civic holiday

it's the civic holiday in chippawa; we drink beer and scream radio rock from fifteen years ago. we float down the creek on a dubious inflatable raft, screams and whoops ricocheting off the night. the sunset fractures the sky, pink-gold and unyielding, seemingly just for us. i am alight. everything is messy. i hold the idea of happiness on my tongue, a sweetness that extends behind the back of my jaw; it seems rare and confusing to grasp such a thing in southern ontario. i consider my guilt: a small, hard stone. it is heavy and smooth and sits behind my sternum, cold. i consider my shame: a twist in my guts that i'm unsure how to reconcile. my body is wrecked with these thing but i try to move forward despite them. i consider momentum. i consider mercy. i consider that i might deserve goodness and but i don't want to cry on this raft in the welland river so i stop and stare into the fragility of the night. the air chills as the light dies and we float further into the depths of august. 

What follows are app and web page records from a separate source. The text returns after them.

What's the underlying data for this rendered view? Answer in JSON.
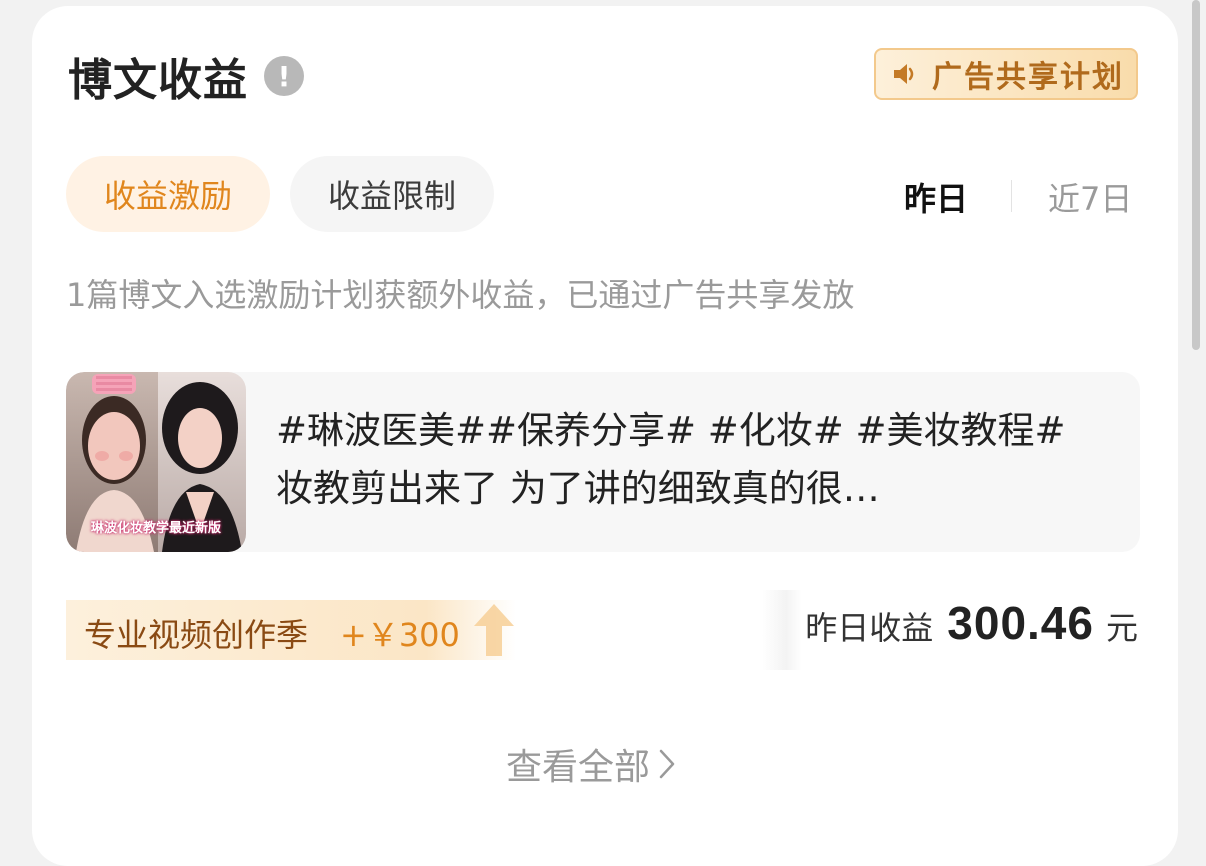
{
  "header": {
    "title": "博文收益",
    "info_icon": "info-icon",
    "ad_plan_label": "广告共享计划",
    "ad_plan_icon": "speaker-icon"
  },
  "tabs": [
    {
      "label": "收益激励",
      "active": true
    },
    {
      "label": "收益限制",
      "active": false
    }
  ],
  "period": {
    "yesterday": "昨日",
    "last7": "近7日",
    "selected": "昨日"
  },
  "description": "1篇博文入选激励计划获额外收益，已通过广告共享发放",
  "post": {
    "thumbnail_caption": "琳波化妆教学最近新版",
    "text": "#琳波医美##保养分享# #化妆# #美妆教程# 妆教剪出来了 为了讲的细致真的很…"
  },
  "reward": {
    "label": "专业视频创作季",
    "amount": "+￥300",
    "icon": "up-arrow-icon"
  },
  "earnings": {
    "label": "昨日收益",
    "value": "300.46",
    "unit": "元"
  },
  "view_all": {
    "label": "查看全部",
    "icon": "chevron-right-icon"
  },
  "colors": {
    "accent": "#e0861d",
    "active_tab_bg": "#fff2e4",
    "muted_text": "#9a9a9a",
    "card_bg": "#ffffff",
    "page_bg": "#f2f2f2"
  }
}
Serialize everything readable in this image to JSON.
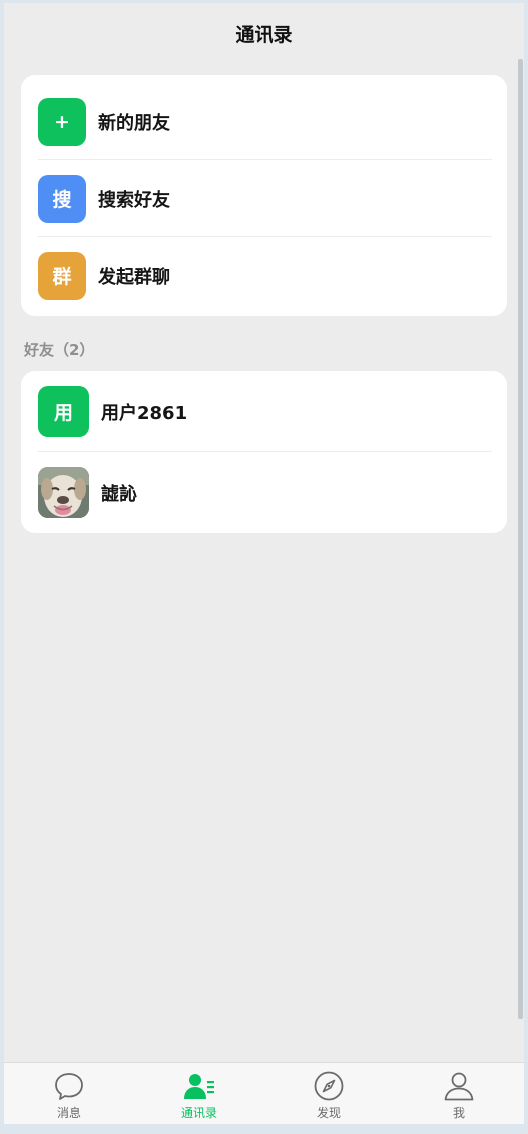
{
  "header": {
    "title": "通讯录"
  },
  "top_menu": [
    {
      "badge": "+",
      "label": "新的朋友",
      "color": "#0fc15c"
    },
    {
      "badge": "搜",
      "label": "搜索好友",
      "color": "#4f8ef5"
    },
    {
      "badge": "群",
      "label": "发起群聊",
      "color": "#e6a33a"
    }
  ],
  "friends_section": {
    "label": "好友（2）",
    "items": [
      {
        "badge": "用",
        "label": "用户2861"
      },
      {
        "avatar": "dog-photo",
        "label": "譃訫"
      }
    ]
  },
  "tabbar": {
    "tabs": [
      {
        "label": "消息",
        "icon": "chat-bubble-icon",
        "active": false
      },
      {
        "label": "通讯录",
        "icon": "contacts-icon",
        "active": true
      },
      {
        "label": "发现",
        "icon": "compass-icon",
        "active": false
      },
      {
        "label": "我",
        "icon": "user-icon",
        "active": false
      }
    ],
    "active_color": "#07c160"
  }
}
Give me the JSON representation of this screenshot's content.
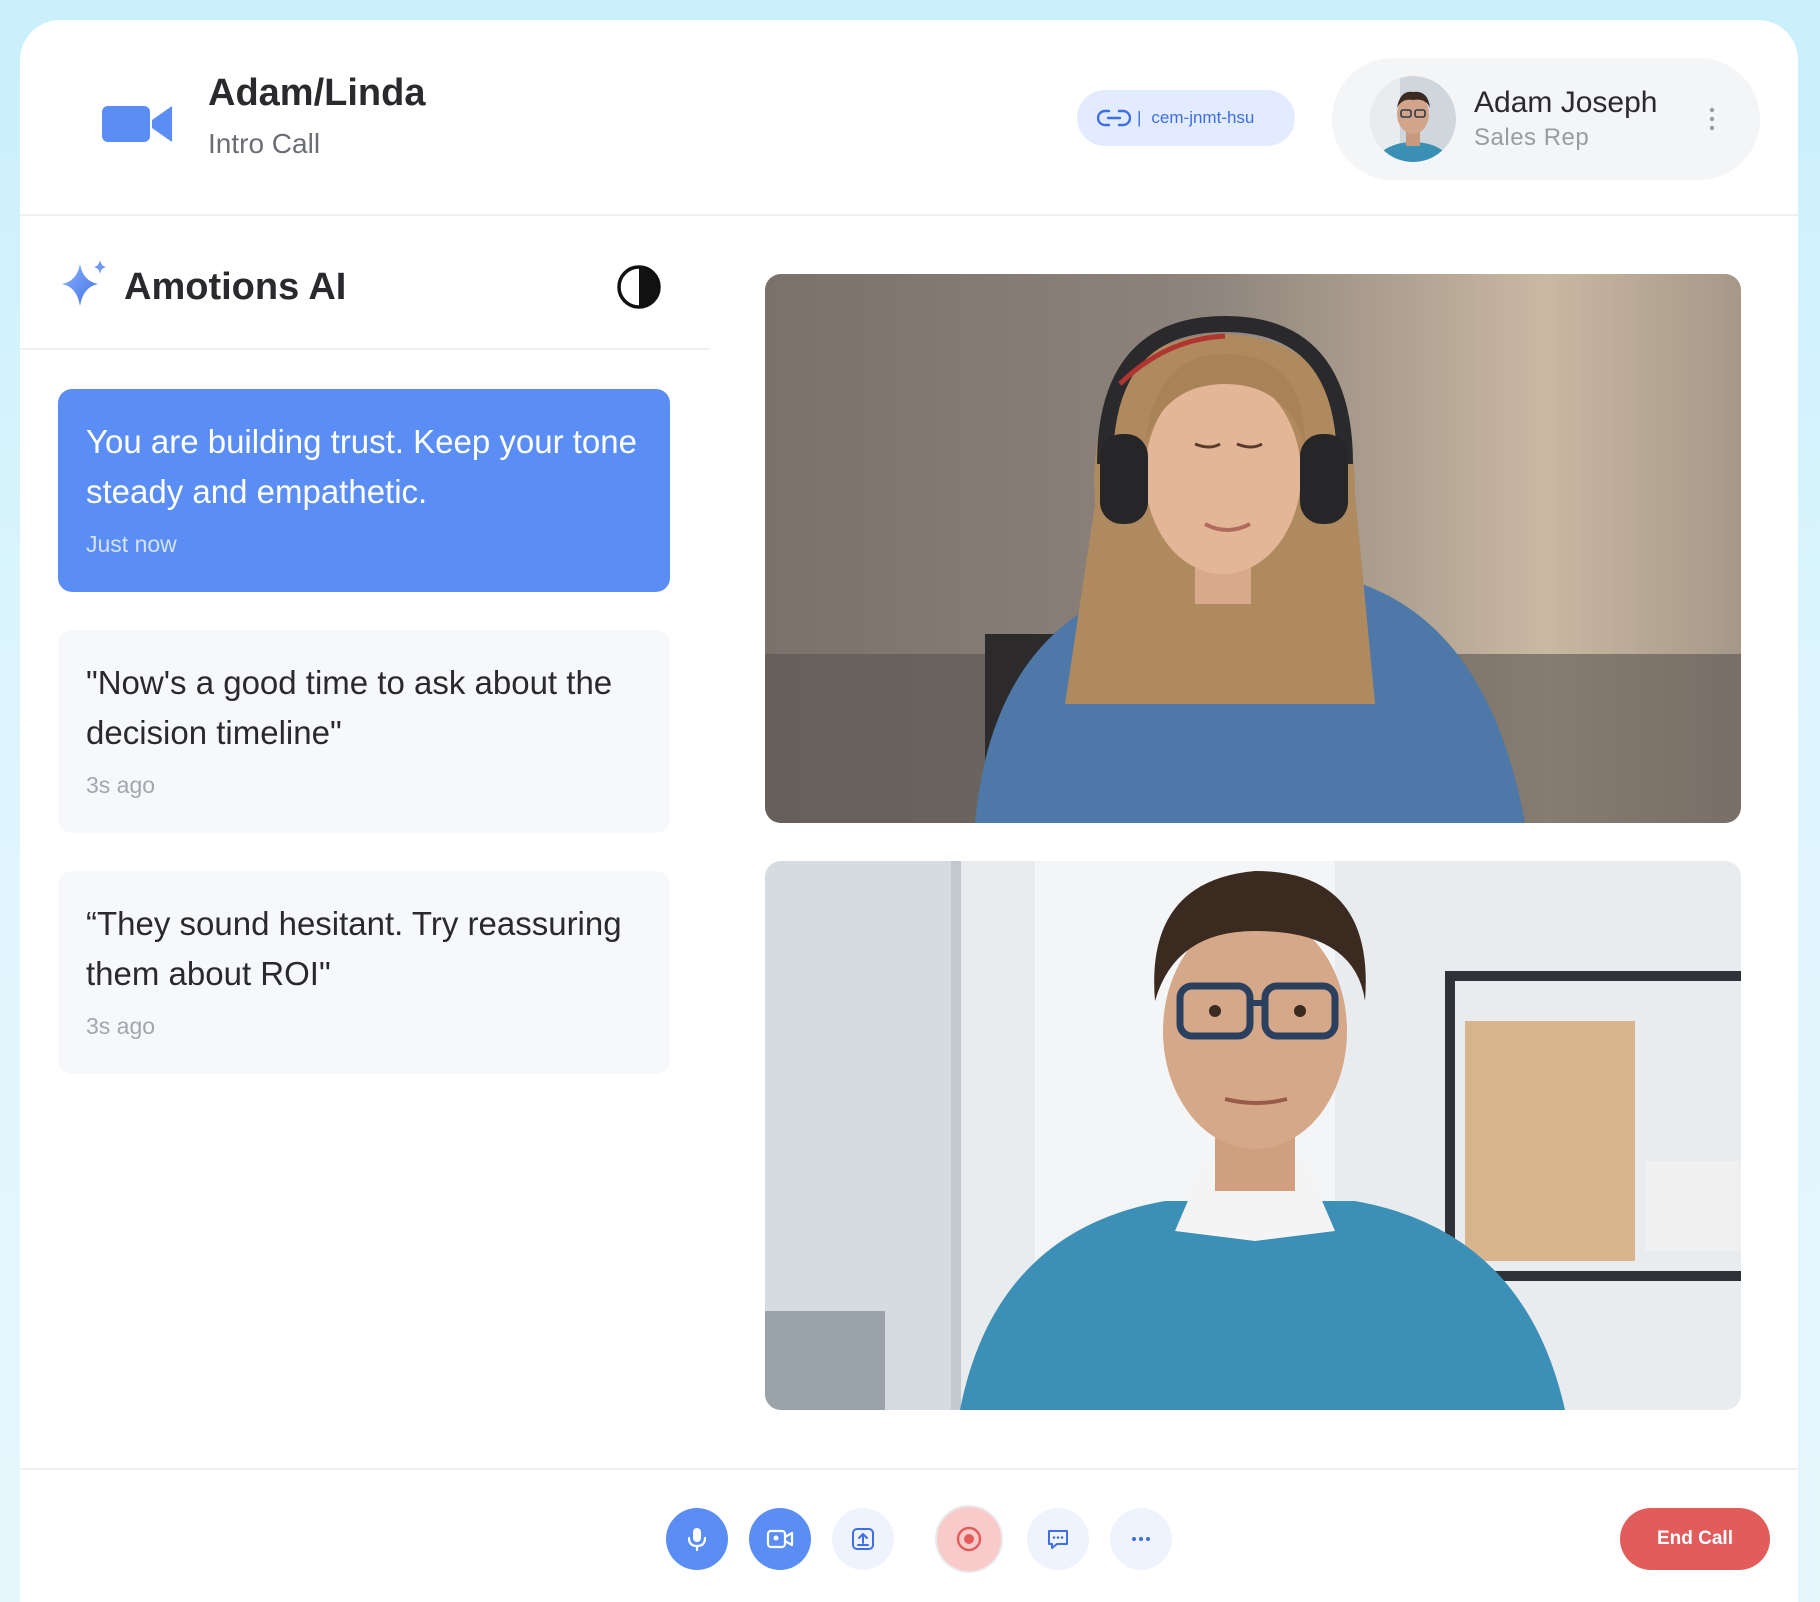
{
  "colors": {
    "accent": "#5b8ef5",
    "danger": "#e25c5c",
    "link": "#3e6fe6"
  },
  "header": {
    "logo_icon": "video-camera-icon",
    "title": "Adam/Linda",
    "subtitle": "Intro Call",
    "meeting_code": "cem-jnmt-hsu",
    "link_icon": "link-icon",
    "user": {
      "name": "Adam Joseph",
      "role": "Sales Rep",
      "menu_icon": "kebab-menu-icon"
    }
  },
  "ai_panel": {
    "icon": "sparkle-icon",
    "title": "Amotions AI",
    "theme_icon": "contrast-icon",
    "suggestions": [
      {
        "text": "You are building trust. Keep your tone steady and empathetic.",
        "time": "Just now",
        "active": true
      },
      {
        "text": "\"Now's a good time to ask about the decision timeline\"",
        "time": "3s ago",
        "active": false
      },
      {
        "text": "“They sound hesitant. Try reassuring them about ROI\"",
        "time": "3s ago",
        "active": false
      }
    ]
  },
  "videos": [
    {
      "participant": "woman-with-headphones"
    },
    {
      "participant": "man-with-glasses"
    }
  ],
  "controls": {
    "buttons": [
      "microphone-icon",
      "camera-icon",
      "share-screen-icon",
      "record-icon",
      "chat-icon",
      "more-icon"
    ],
    "end_call_label": "End Call"
  }
}
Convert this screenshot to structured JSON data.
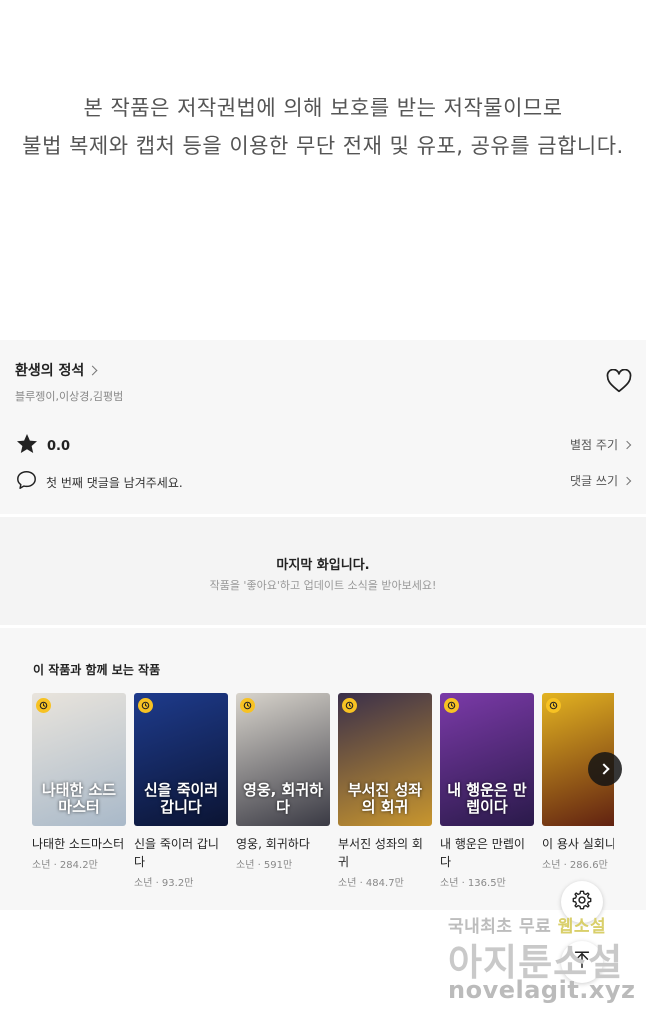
{
  "notice": {
    "line1": "본 작품은 저작권법에 의해 보호를 받는 저작물이므로",
    "line2": "불법 복제와 캡처 등을 이용한 무단 전재 및 유포, 공유를 금합니다."
  },
  "work": {
    "title": "환생의 정석",
    "authors": "블루젱이,이상경,김평범",
    "favorite_icon": "heart-outline-icon"
  },
  "rating": {
    "icon": "star-icon",
    "value": "0.0",
    "link_label": "별점 주기"
  },
  "comments": {
    "icon": "speech-bubble-icon",
    "prompt": "첫 번째 댓글을 남겨주세요.",
    "link_label": "댓글 쓰기"
  },
  "last_episode": {
    "title": "마지막 화입니다.",
    "subtitle": "작품을 '좋아요'하고 업데이트 소식을 받아보세요!"
  },
  "recommendations": {
    "title": "이 작품과 함께 보는 작품",
    "items": [
      {
        "name": "나태한 소드마스터",
        "meta": "소년 · 284.2만",
        "cover_text": "나태한 소드마스터",
        "colors": [
          "#e9e4dc",
          "#a9b9c9"
        ]
      },
      {
        "name": "신을 죽이러 갑니다",
        "meta": "소년 · 93.2만",
        "cover_text": "신을 죽이러 갑니다",
        "colors": [
          "#1e3b8c",
          "#0b1433"
        ]
      },
      {
        "name": "영웅, 회귀하다",
        "meta": "소년 · 591만",
        "cover_text": "영웅, 회귀하다",
        "colors": [
          "#d8d4cc",
          "#3a3a44"
        ]
      },
      {
        "name": "부서진 성좌의 회귀",
        "meta": "소년 · 484.7만",
        "cover_text": "부서진 성좌의 회귀",
        "colors": [
          "#3a2f4a",
          "#c8962e"
        ]
      },
      {
        "name": "내 행운은 만렙이다",
        "meta": "소년 · 136.5만",
        "cover_text": "내 행운은 만렙이다",
        "colors": [
          "#7b3aa8",
          "#2a1a4a"
        ]
      },
      {
        "name": "이 용사 실회니",
        "meta": "소년 · 286.6만",
        "cover_text": "",
        "colors": [
          "#e3b321",
          "#5a1a10"
        ]
      }
    ],
    "next_icon": "chevron-right-icon",
    "badge_icon": "clock-icon"
  },
  "floating": {
    "settings_icon": "gear-icon",
    "top_icon": "arrow-up-icon"
  },
  "watermark": {
    "line1_a": "국내최초 무료 ",
    "line1_b": "웹소설",
    "line2": "아지툰소설",
    "line3": "novelagit.xyz"
  }
}
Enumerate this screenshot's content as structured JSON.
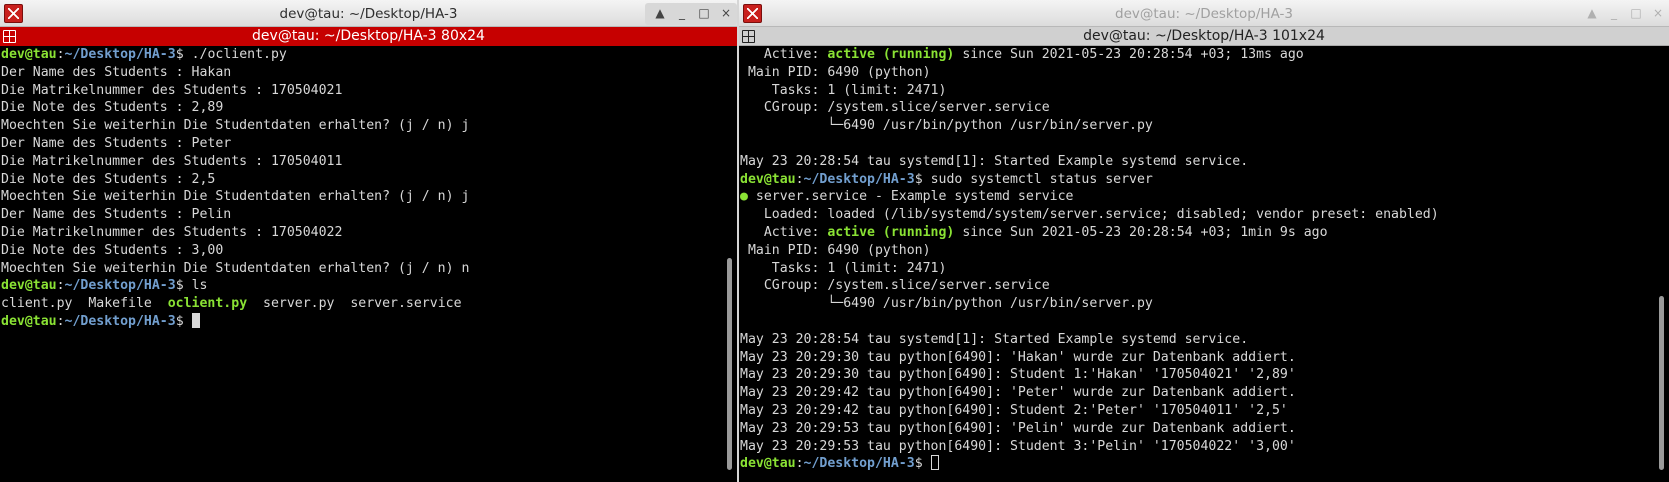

all above us there are swallows, hundreds of darting arrows bisecting and dividing the slow-burn of the languid sunset. they chirp and sing and swarm and turn into smoke, the illusion of summer as the celestial test, a projection of chaotic order and calm. the moon is almost full, orange and mocking. i still want to cry--the feeling is so close--and i almost want to name shakiness as happiness but i'm afraid (i'm so afraid) so i yell until i lose my voice. everything remains.

we reach the bridge near where our car is parked and stumble out of the raft covered in goosebumps and shivering. cam and i walk barefoot to the centre of the bridge and climb over the guardrail, stand together on a small outcrop of concrete and steel as amy and marcus follow close behind. the sun is gone and the water is endlessly black. everywhere: the wind and the swallows. the summer is here and good. i look out over the river and everything still remains and we join hands and leap into the air.


it’s 7:30 on a brimming, boiling tuesday evening and the sun is benevolent and my window is wide. the evening is tossing light through the gingko and maple and the shadows are making pilgrimage across my walls, dipping and diving, crossing one another in the lovely, layered waltz of restless summer. i am cross-legged and mosquito-bitten, my glands swollen and my cuticles cracked. i sit on the futon surrounded by piles of my possessions, the small stacks of belongings i have brought with me from my former life. everything is a mess, clothing strewn over the wood floor, socks flung into the far corners, climbing gear and rope tied into impossible knots and snarls.

i have strep throat and my thighs are covered in bruises. i listen to construction trucks reversing in the clamour of the evening and i try to drown out the repetitive sound with nailbiting and white noise and songs from highschool. i feel fine and then the dying hours contract around me and i feel as if the world iscrumbling, that it is coming down upon me in torrential sheets and storms. my stomach climbs into my mouth. i feel fever wash over me with uneasy gentleness and i am afraid. i am so afraid.

it wasn’t supposed to be like this. i wasn’t supposed to be wrecked with infection, curled knees-to-chest on messy blankets in a bedroom that isn’t mine. i wasn’t supposed to be writing notes to myself to remember to eat, setting alarms in my phone to remember to brush my teeth. i wasn’t supposed to be crying on the concrete outside the walk-in clinic, forgetting to bring my keys, yelling in the shower when it’s early and no one’s awake. i wasn’t supposed to be inside of the panic, running my hands along shadowed walls, trying to press the fluttering reflections of gingko and maple onto my sweating skin. i can’t place where i’m supposed to be. the air is immovable and carries dust and diesel and fear. 

the room isn’t mine. the bed isn’t mine. the shirt isn’t mine. the day isn’t mine.

my fever will rise and the day will disintegrate and eventually both will break.